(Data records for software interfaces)
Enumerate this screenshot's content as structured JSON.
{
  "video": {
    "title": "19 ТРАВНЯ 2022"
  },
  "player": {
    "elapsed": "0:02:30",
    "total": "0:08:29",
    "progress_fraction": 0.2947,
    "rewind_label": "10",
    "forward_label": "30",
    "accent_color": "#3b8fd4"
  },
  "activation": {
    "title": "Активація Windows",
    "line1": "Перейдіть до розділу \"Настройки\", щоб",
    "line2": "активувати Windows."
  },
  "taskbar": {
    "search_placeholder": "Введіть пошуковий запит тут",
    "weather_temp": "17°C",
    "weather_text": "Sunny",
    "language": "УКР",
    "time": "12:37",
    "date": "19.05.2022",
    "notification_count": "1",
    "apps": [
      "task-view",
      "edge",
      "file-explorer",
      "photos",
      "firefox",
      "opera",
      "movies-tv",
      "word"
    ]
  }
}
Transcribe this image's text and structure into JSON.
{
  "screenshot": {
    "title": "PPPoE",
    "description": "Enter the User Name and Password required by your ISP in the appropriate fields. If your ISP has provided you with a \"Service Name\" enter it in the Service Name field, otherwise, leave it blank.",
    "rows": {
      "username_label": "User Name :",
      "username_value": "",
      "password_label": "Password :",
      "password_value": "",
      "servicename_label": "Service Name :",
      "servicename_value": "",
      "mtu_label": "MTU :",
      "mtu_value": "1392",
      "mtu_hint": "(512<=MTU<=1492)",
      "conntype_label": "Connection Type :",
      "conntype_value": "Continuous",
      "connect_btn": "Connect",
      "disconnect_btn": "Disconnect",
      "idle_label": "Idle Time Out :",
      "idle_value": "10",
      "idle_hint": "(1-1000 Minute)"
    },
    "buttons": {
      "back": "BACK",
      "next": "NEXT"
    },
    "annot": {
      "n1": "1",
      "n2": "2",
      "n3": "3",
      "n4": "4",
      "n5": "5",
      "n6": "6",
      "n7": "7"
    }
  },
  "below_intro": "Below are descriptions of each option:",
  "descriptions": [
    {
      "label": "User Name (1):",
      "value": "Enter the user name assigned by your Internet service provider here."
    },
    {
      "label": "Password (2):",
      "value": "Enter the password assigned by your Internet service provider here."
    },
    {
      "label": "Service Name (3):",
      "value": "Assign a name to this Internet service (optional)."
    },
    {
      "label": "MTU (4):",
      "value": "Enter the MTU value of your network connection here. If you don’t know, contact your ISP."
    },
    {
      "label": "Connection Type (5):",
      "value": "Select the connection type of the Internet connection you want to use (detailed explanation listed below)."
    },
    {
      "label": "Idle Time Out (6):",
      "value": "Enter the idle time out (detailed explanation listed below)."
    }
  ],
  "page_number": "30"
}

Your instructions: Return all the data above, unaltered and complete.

Answer below:
Enumerate this screenshot's content as structured JSON.
{
  "video": {
    "title": "19 ТРАВНЯ 2022"
  },
  "player": {
    "elapsed": "0:02:30",
    "total": "0:08:29",
    "progress_fraction": 0.2947,
    "rewind_label": "10",
    "forward_label": "30",
    "accent_color": "#3b8fd4"
  },
  "activation": {
    "title": "Активація Windows",
    "line1": "Перейдіть до розділу \"Настройки\", щоб",
    "line2": "активувати Windows."
  },
  "taskbar": {
    "search_placeholder": "Введіть пошуковий запит тут",
    "weather_temp": "17°C",
    "weather_text": "Sunny",
    "language": "УКР",
    "time": "12:37",
    "date": "19.05.2022",
    "notification_count": "1",
    "apps": [
      "task-view",
      "edge",
      "file-explorer",
      "photos",
      "firefox",
      "opera",
      "movies-tv",
      "word"
    ]
  }
}
Transcribe this image's text and structure into JSON.
{
  "screenshot": {
    "title": "PPPoE",
    "description": "Enter the User Name and Password required by your ISP in the appropriate fields. If your ISP has provided you with a \"Service Name\" enter it in the Service Name field, otherwise, leave it blank.",
    "rows": {
      "username_label": "User Name :",
      "username_value": "",
      "password_label": "Password :",
      "password_value": "",
      "servicename_label": "Service Name :",
      "servicename_value": "",
      "mtu_label": "MTU :",
      "mtu_value": "1392",
      "mtu_hint": "(512<=MTU<=1492)",
      "conntype_label": "Connection Type :",
      "conntype_value": "Continuous",
      "connect_btn": "Connect",
      "disconnect_btn": "Disconnect",
      "idle_label": "Idle Time Out :",
      "idle_value": "10",
      "idle_hint": "(1-1000 Minute)"
    },
    "buttons": {
      "back": "BACK",
      "next": "NEXT"
    },
    "annot": {
      "n1": "1",
      "n2": "2",
      "n3": "3",
      "n4": "4",
      "n5": "5",
      "n6": "6",
      "n7": "7"
    }
  },
  "below_intro": "Below are descriptions of each option:",
  "descriptions": [
    {
      "label": "User Name (1):",
      "value": "Enter the user name assigned by your Internet service provider here."
    },
    {
      "label": "Password (2):",
      "value": "Enter the password assigned by your Internet service provider here."
    },
    {
      "label": "Service Name (3):",
      "value": "Assign a name to this Internet service (optional)."
    },
    {
      "label": "MTU (4):",
      "value": "Enter the MTU value of your network connection here. If you don’t know, contact your ISP."
    },
    {
      "label": "Connection Type (5):",
      "value": "Select the connection type of the Internet connection you want to use (detailed explanation listed below)."
    },
    {
      "label": "Idle Time Out (6):",
      "value": "Enter the idle time out (detailed explanation listed below)."
    }
  ],
  "page_number": "30"
}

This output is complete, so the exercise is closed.